§ **Data for this exercise**:
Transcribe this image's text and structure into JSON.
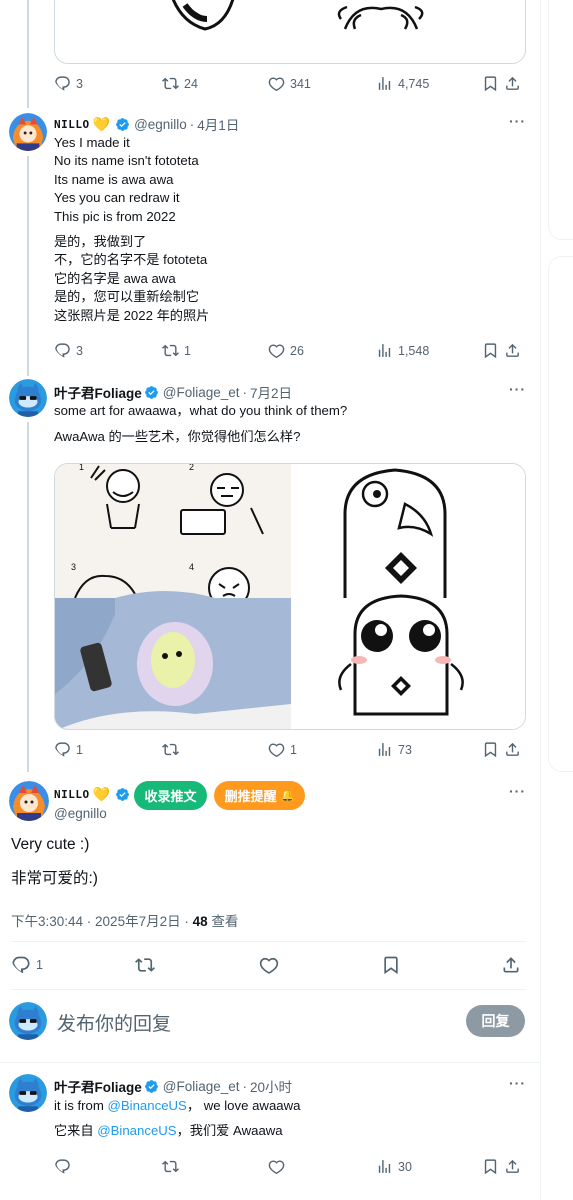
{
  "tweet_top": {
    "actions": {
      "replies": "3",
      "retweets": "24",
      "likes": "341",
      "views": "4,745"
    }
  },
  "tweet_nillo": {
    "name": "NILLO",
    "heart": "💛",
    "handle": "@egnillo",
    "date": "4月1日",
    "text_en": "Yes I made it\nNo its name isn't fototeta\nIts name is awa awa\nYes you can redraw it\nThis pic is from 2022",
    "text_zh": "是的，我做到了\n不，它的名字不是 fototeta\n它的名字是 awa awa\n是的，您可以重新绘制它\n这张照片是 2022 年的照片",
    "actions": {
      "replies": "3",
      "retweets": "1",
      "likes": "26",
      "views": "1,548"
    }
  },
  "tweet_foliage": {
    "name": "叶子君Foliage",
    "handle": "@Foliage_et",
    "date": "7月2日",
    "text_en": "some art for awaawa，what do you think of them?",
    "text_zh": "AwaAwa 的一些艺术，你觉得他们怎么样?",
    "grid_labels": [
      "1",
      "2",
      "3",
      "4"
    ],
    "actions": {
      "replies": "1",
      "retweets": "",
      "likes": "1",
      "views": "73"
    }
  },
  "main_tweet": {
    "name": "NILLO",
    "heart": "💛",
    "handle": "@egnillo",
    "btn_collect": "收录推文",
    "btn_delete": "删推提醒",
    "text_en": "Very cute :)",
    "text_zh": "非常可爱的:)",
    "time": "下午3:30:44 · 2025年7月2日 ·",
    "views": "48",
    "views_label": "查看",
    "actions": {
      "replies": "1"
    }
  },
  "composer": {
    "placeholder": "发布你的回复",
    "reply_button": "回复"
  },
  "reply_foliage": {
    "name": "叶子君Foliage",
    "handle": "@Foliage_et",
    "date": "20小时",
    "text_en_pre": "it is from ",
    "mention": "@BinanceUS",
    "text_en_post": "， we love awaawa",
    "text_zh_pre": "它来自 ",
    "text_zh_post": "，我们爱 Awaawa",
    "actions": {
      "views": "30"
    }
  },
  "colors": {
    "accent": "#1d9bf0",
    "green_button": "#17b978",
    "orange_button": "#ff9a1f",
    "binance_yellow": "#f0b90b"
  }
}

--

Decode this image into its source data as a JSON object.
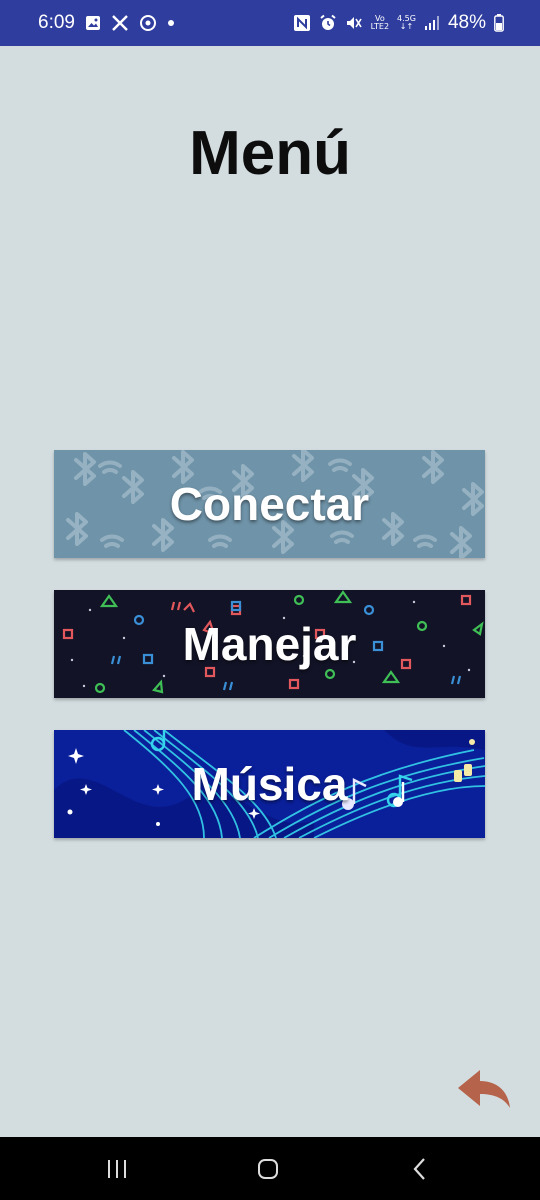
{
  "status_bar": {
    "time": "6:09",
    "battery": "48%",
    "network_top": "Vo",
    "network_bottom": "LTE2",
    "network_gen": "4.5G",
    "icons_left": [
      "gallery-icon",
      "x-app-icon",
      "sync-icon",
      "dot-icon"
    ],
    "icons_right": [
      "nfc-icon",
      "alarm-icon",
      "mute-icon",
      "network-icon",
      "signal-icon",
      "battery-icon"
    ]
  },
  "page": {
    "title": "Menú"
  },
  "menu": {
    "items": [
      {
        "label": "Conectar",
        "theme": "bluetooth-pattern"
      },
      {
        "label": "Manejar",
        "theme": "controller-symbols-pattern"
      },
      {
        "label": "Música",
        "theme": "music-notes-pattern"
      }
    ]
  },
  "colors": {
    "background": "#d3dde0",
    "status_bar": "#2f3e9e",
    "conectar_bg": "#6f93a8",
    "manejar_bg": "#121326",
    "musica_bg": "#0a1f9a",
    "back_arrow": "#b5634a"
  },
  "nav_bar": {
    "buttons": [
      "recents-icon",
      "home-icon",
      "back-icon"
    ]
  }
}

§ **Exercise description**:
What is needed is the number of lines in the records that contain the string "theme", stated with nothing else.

§ **Worked solution**:
3